*Roland Martin recently wrote about the Associated Press and its proclamation that there are several prominent black pastors telling their congregations not to vote.  According to Martin, the story was an overblown and misguided assertion that ultimately misled the public into believing that the men and women running black churches across America are hungry to violate their 501c(3) status.

Martin was right to point out that the media seems to have a hunger for sensationalizing the black church into a backward bastion of perpetual ignorance, where people hold onto ideals that appear to be from another planet.  Since several pastors spoke up against President Obama’s support for gay marriage, many of our fellow Democrats on MSNBC spent countless hours depicting members of the black church as primitive fools incapable of forming their own opinions.  They even hired a few black people to do their dirty work, with none of them providing a perspective that was in any way sympathetic to why a spiritual leader might choose NOT to ignore the teachings of the bible.

I personally have no issue with gay marriage, but as the son of a pastor, I found myself insulted by the way liberals tend to abandon black folks when we are not in lockstep with their agenda.  The liberal telephone connection with the black community only goes one way, where we are expected to hear what the liberal establishment thinks, but they don’t spend much time listening to us.  Black people are expected to hand their political power over to the Democrats without saying a word, like an uneducated NFL player signing his paychecks over to an agent who uses the money to buy himself a Mercedes Benz.

Now, with regard to the media’s claim that black pastors are telling their congregations not to vote, we must note that there are thousands of pastors across black America.  So, the idea of singling out three or four of them as representing the entire black community is absolute nonsense.  The opinions of pastors are as diverse as any other group of people, and we don’t all attend the same church.

Roland and I agree on the media’s misrepresentation of black folks, but here’s where Roland I slightly disagree.  Martin mentions that our ancestors died for African Americans to be able to cast their ballots.  This is true.  But we have to remember that they died for us to have the RIGHT to vote, not the OBLIGATION to vote.  So, like WEB Dubois, 50 years ago, some African Americans are choosing to conscientiously abstain from the election until one of the parties gives them a reason to support a given candidate.

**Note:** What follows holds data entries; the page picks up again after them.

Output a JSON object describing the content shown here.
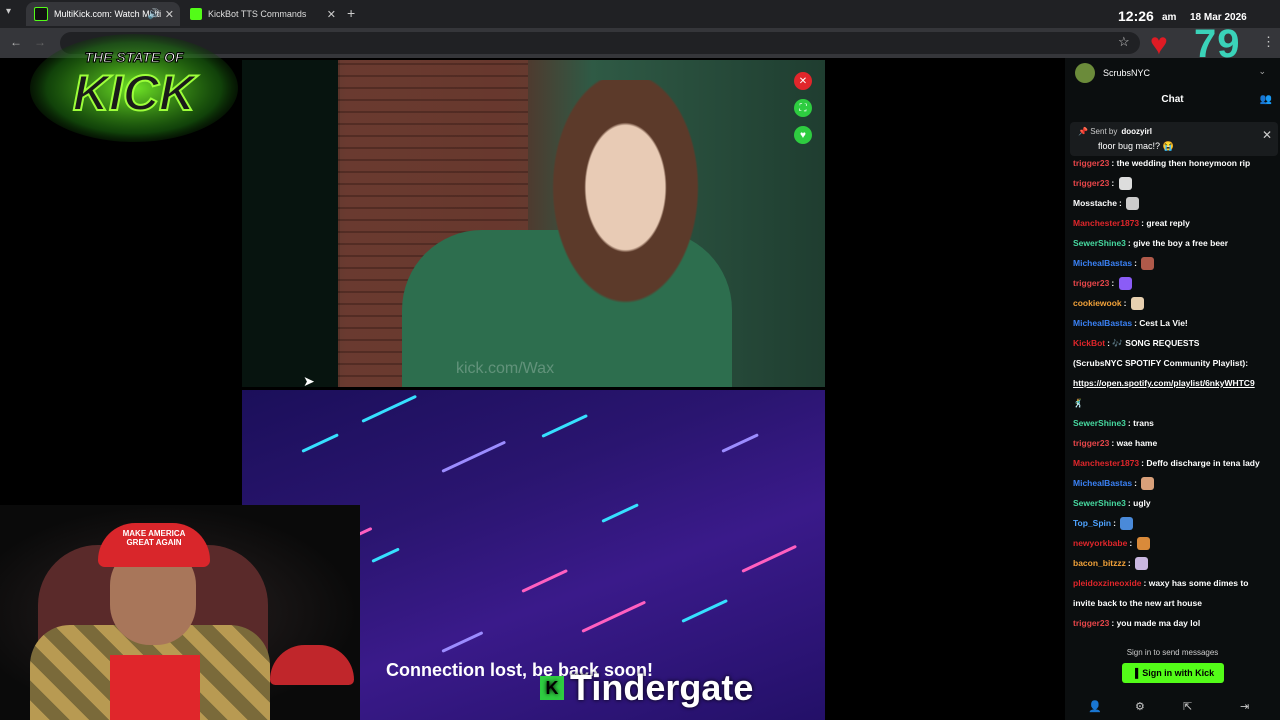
{
  "tabs": [
    {
      "title": "MultiKick.com: Watch Multi",
      "active": true
    },
    {
      "title": "KickBot TTS Commands",
      "active": false
    }
  ],
  "clock": {
    "time": "12:26",
    "ampm": "am",
    "date": "18 Mar 2026"
  },
  "viewer_count": "79",
  "logo": {
    "line1": "THE STATE OF",
    "line2": "KICK"
  },
  "video": {
    "watermark": "kick.com/Wax",
    "status_text": "Connection lost, be back soon!",
    "ticker": "Tindergate",
    "ticker_k": "K"
  },
  "webcam": {
    "hat_text": "MAKE AMERICA GREAT AGAIN"
  },
  "chat": {
    "channel": "ScrubsNYC",
    "title": "Chat",
    "pinned": {
      "sent_by_label": "Sent by",
      "sent_by_user": "doozyirl",
      "message": "floor bug mac!? 😭"
    },
    "messages": [
      {
        "user": "trigger23",
        "color": "#e7464a",
        "text": "the wedding then honeymoon rip"
      },
      {
        "user": "trigger23",
        "color": "#e7464a",
        "text": "",
        "emote": "#dddddd"
      },
      {
        "user": "Mosstache",
        "color": "#ffffff",
        "text": "",
        "emote": "#cccccc"
      },
      {
        "user": "Manchester1873",
        "color": "#e0262b",
        "text": "great reply"
      },
      {
        "user": "SewerShine3",
        "color": "#47d9a0",
        "text": "give the boy a free beer"
      },
      {
        "user": "MichealBastas",
        "color": "#3b82f6",
        "text": "",
        "emote": "#b05a4a"
      },
      {
        "user": "trigger23",
        "color": "#e7464a",
        "text": "",
        "emote": "#8b5cf6"
      },
      {
        "user": "cookiewook",
        "color": "#f2a23a",
        "text": "",
        "emote": "#e8d0b0"
      },
      {
        "user": "MichealBastas",
        "color": "#3b82f6",
        "text": "Cest La Vie!"
      },
      {
        "user": "KickBot",
        "color": "#e0262b",
        "text": "🎶 SONG REQUESTS"
      },
      {
        "user": "",
        "color": "#ffffff",
        "text": "(ScrubsNYC SPOTIFY Community Playlist):"
      },
      {
        "user": "",
        "color": "#ffffff",
        "text": "https://open.spotify.com/playlist/6nkyWHTC9",
        "link": true
      },
      {
        "user": "",
        "color": "#ffffff",
        "text": "🕺"
      },
      {
        "user": "SewerShine3",
        "color": "#47d9a0",
        "text": "trans"
      },
      {
        "user": "trigger23",
        "color": "#e7464a",
        "text": "wae hame"
      },
      {
        "user": "Manchester1873",
        "color": "#e0262b",
        "text": "Deffo discharge in tena lady"
      },
      {
        "user": "MichealBastas",
        "color": "#3b82f6",
        "text": "",
        "emote": "#d9a07a"
      },
      {
        "user": "SewerShine3",
        "color": "#47d9a0",
        "text": "ugly"
      },
      {
        "user": "Top_Spin",
        "color": "#4fa3ff",
        "text": "",
        "emote": "#4a8ad9"
      },
      {
        "user": "newyorkbabe",
        "color": "#e0262b",
        "text": "",
        "emote": "#d98a3a"
      },
      {
        "user": "bacon_bitzzz",
        "color": "#f2a23a",
        "text": "",
        "emote": "#c9b7e0"
      },
      {
        "user": "pleidoxzineoxide",
        "color": "#e0262b",
        "text": "waxy has some dimes to"
      },
      {
        "user": "",
        "color": "#ffffff",
        "text": "invite back to the new art house"
      },
      {
        "user": "trigger23",
        "color": "#e7464a",
        "text": "you made ma day lol"
      }
    ],
    "signin_prompt": "Sign in to send messages",
    "signin_button": "Sign in with Kick"
  }
}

While this strategy may seem awkward to some, it should be noted that many members of the Congressional Black Caucus chose to abstain from the House vote to hold Attorney General Eric Holder in contempt. Abstention is a powerful political strategy that has been used throughout history in order to make a point.  A woman choosing between dating a man who beats her and a man who ignores her might get more leverage if she chooses to withhold her “goods” from both of these men until they learn some respect.  Even President Obama abstains from using his voice to speak on the violence occurring in Chicago or any other matter that is not politically convenient for the Obama Administration.

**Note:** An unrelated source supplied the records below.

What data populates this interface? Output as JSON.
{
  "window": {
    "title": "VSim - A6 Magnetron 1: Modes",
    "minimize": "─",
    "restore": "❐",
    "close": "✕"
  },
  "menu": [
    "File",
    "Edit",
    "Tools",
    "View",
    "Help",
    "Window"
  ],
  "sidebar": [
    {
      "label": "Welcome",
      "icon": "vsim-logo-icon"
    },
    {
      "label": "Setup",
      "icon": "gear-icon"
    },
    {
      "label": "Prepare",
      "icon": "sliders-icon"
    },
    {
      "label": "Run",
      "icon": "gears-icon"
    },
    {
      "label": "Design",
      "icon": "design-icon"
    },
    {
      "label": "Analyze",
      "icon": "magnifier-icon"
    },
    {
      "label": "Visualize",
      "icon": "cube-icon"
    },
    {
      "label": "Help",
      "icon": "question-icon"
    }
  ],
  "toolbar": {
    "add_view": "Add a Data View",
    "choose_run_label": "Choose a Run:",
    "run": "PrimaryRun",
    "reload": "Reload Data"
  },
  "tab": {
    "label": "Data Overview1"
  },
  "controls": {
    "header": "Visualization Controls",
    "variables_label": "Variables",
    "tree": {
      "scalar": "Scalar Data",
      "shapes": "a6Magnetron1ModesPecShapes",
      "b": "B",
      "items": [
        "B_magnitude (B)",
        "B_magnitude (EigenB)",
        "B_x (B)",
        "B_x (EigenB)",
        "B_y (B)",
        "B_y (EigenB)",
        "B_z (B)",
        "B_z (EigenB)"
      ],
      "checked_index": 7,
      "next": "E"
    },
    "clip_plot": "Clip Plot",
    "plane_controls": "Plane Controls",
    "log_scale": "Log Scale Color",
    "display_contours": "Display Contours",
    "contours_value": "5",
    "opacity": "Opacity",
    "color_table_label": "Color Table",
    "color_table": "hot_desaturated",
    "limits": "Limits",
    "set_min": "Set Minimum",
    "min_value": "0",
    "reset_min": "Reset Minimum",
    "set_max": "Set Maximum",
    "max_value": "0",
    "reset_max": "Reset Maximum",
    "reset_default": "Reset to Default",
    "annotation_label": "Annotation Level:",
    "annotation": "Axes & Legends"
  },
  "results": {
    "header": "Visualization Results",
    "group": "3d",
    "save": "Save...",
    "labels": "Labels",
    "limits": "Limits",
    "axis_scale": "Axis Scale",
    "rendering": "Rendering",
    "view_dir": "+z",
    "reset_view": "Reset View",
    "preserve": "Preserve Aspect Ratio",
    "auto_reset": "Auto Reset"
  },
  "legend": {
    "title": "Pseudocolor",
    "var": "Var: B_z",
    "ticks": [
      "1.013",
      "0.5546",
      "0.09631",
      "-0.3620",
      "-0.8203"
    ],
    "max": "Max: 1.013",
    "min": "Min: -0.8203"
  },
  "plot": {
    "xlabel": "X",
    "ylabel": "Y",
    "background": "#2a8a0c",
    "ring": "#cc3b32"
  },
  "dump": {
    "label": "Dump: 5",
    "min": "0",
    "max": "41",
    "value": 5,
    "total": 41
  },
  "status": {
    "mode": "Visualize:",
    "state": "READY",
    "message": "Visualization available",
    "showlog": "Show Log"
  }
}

Many experts and pundits have rightfully claimed that part of the reason that the Democratic party has almost never mentioned racial inequality anywhere in its agenda is because they are using their resources to get votes from people who are NOT already in their pocket.  The problem with this approach is that while we celebrate the collective high of seeing the Obamas hanging out in the White House, black kids are being murdered on their way to school, families are starving and children suffer as their parents rot away in a money-hungry prison system still being fed by the failed War on Drugs.  We DO NOT have time to waste on symbolism in an era that requires us to focus on substance.

There are some who think that you are wasting your vote by not showing up to the polls.  But there are others who say that the best way to waste your vote is to support a candidate and get nothing in return.  The point is not to convince anyone to stay home from the ballot box, but we don’t have the right to tell anyone what to think during the next election.  The only thing we should ensure is that we all think for ourselves and not let any black public figure tell us what our opinion is supposed to be:  That includes your pastor, some radio show host or even President Obama himself.

When people ask me if I think everyone should vote, I say, “Yes, I think they should.  But that doesn’t mean you have to vote for a Democrat or a Republican.”  By telling anyone how they must use their Democratic freedoms, we are being no less sinister than the leaders of countries we claim to despise. Members of the black church have a right to honor their God over their president should they choose to do so, and that might mean choosing to abstain.

boyce watkins

Dr. Boyce Watkins

As far as the media depiction of black church leadership, Roland Martin is correct in that African Americans continue to be misrepresented in all walks of life.  This is the reason that we must tell our own stories and shape our own agendas, not allowing others to hijack our Democratic freedoms.  We didn’t liberate ourselves from slavery 150 years ago. The psychological liberation is occurring right now.

Dr Boyce Watkins is a Professor at Syracuse University and founder of YourBlackWorld.net. He also stars in the Janks Morton film, “Hoodwinked,” with Steve Perry, Marc Lamont Hill and Jawanza Kunjufu. To have Dr. Boyce commentary delivered to your email, please click here.